Heat Wave in March Sheds Light on Importance of Power Protection

April 02, 2012

By Carrie Majewski (née Schmelkin) - Director of Content Marketing, Content Boost

The soaring temperatures that the country experienced two weeks ago did more than just cause a few of us to wish our apartments would turn the heat off once and for all; they also resulted in an outage for the leading repository of historic weather data since so many people were flocking to the Web to Google (News - Alert) “Why is it so hot in March?”

The National Climatic Data Center, part of the NOAA network of government weather data sites, experienced performance problems in recent days, according to Dr. Jeff Masters of Wunderground, after unseasonably warm weather caused meteorologist and weather followers to enlist the help of the World Wide Web to see if there has been precedent for this type of weather.

“The extremes section of the their website has been down since last Friday, since their software has been unable to handle both the huge number of records being set and the huge demand from people wanting to see these records,” said Masters, the director of meteorology at Wunderground.com, on his popular WunderBlog. “The web site came back on-line this morning with software re-engineered to handle the load, but only with data through Sunday.”

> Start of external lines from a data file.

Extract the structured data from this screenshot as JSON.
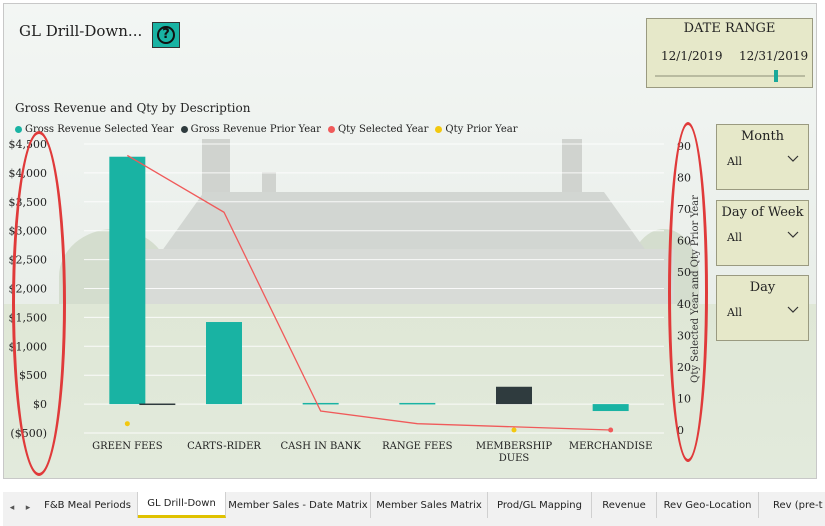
{
  "header": {
    "title": "GL Drill-Down...",
    "help_icon": "question-circle-icon",
    "help_glyph": "?"
  },
  "date_range": {
    "label": "DATE RANGE",
    "start": "12/1/2019",
    "end": "12/31/2019"
  },
  "slicers": [
    {
      "label": "Month",
      "value": "All"
    },
    {
      "label": "Day of Week",
      "value": "All"
    },
    {
      "label": "Day",
      "value": "All"
    }
  ],
  "chart_title": "Gross Revenue and Qty by Description",
  "legend": [
    {
      "label": "Gross Revenue Selected Year",
      "color": "#19b3a3"
    },
    {
      "label": "Gross Revenue Prior Year",
      "color": "#2f3b3e"
    },
    {
      "label": "Qty Selected Year",
      "color": "#f05a5a"
    },
    {
      "label": "Qty Prior Year",
      "color": "#f2c80f"
    }
  ],
  "chart_data": {
    "type": "bar",
    "title": "Gross Revenue and Qty by Description",
    "categories": [
      "GREEN FEES",
      "CARTS-RIDER",
      "CASH IN BANK",
      "RANGE FEES",
      "MEMBERSHIP DUES",
      "MERCHANDISE"
    ],
    "category_lines": [
      [
        "GREEN FEES"
      ],
      [
        "CARTS-RIDER"
      ],
      [
        "CASH IN BANK"
      ],
      [
        "RANGE FEES"
      ],
      [
        "MEMBERSHIP",
        "DUES"
      ],
      [
        "MERCHANDISE"
      ]
    ],
    "series": [
      {
        "name": "Gross Revenue Selected Year",
        "values": [
          4280,
          1420,
          20,
          20,
          null,
          -120
        ],
        "axis": "left",
        "kind": "bar"
      },
      {
        "name": "Gross Revenue Prior Year",
        "values": [
          10,
          null,
          null,
          null,
          300,
          null
        ],
        "axis": "left",
        "kind": "bar"
      },
      {
        "name": "Qty Selected Year",
        "values": [
          87,
          69,
          6,
          2,
          null,
          0
        ],
        "axis": "right",
        "kind": "line"
      },
      {
        "name": "Qty Prior Year",
        "values": [
          2,
          null,
          null,
          null,
          0,
          null
        ],
        "axis": "right",
        "kind": "point"
      }
    ],
    "y_left": {
      "ticks": [
        "$4,500",
        "$4,000",
        "$3,500",
        "$3,000",
        "$2,500",
        "$2,000",
        "$1,500",
        "$1,000",
        "$500",
        "$0",
        "($500)"
      ],
      "min": -500,
      "max": 4500
    },
    "y_right": {
      "label": "Qty Selected Year and Qty Prior Year",
      "ticks": [
        "90",
        "80",
        "70",
        "60",
        "50",
        "40",
        "30",
        "20",
        "10",
        "0"
      ],
      "min": 0,
      "max": 90
    },
    "grid": true
  },
  "tabs": [
    {
      "label": "F&B Meal Periods",
      "active": false
    },
    {
      "label": "GL Drill-Down",
      "active": true
    },
    {
      "label": "Member Sales - Date Matrix",
      "active": false
    },
    {
      "label": "Member Sales Matrix",
      "active": false
    },
    {
      "label": "Prod/GL Mapping",
      "active": false
    },
    {
      "label": "Revenue",
      "active": false
    },
    {
      "label": "Rev Geo-Location",
      "active": false
    },
    {
      "label": "Rev (pre-t",
      "active": false
    }
  ],
  "tab_nav": {
    "prev_icon": "triangle-left-icon",
    "next_icon": "triangle-right-icon",
    "prev_glyph": "◂",
    "next_glyph": "▸"
  }
}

As anyone will argue, a bout of downtime is not only frustrating but it can be extremely troubling for businesses, even if it lasts only a few seconds. In fact, recent research from the Electric Power Research Institute has found that, on average, a one second power outage costs a business $1,477, and the tab for a one hour outage comes to $7,795. Overall, this costs the U.S. economy between $104 and $164 billion annually.

Yet another survey, from Stratus Technologies (News - Alert) and ITIC Corporation, found that more than half of the businesses (52 percent) do not know the potential financial impact of IT downtime and the impact it can have on their bottom line and reputation.

The survey also revealed that although 48 percent of companies currently calculate the cost of IT downtime, most of them still drastically underestimate the actual costs of outages, the ensuing remediation efforts, customer dissatisfaction and the increased potential of litigation. For example, 35 percent of survey respondents believe that one-hour of downtime for their most business critical applications will cost their company $25,000 or less, which shows they are underestimating the adverse impact that IT downtime can have on their entire businesses.

But downtime can exist and without warning and the only way to combat it is by purchasing power protection units. Minuteman UPS/Para Systems (News - Alert), a leading provider of power protection units, speaks to this fact in a recent white paper it published titled, “Powering Your Business Disaster Planning.” The paper delineates the key components of an all encompassing power protection plan – one which proves failproof during short-term power surges or even extended outages. 

Edited by Rich Steeves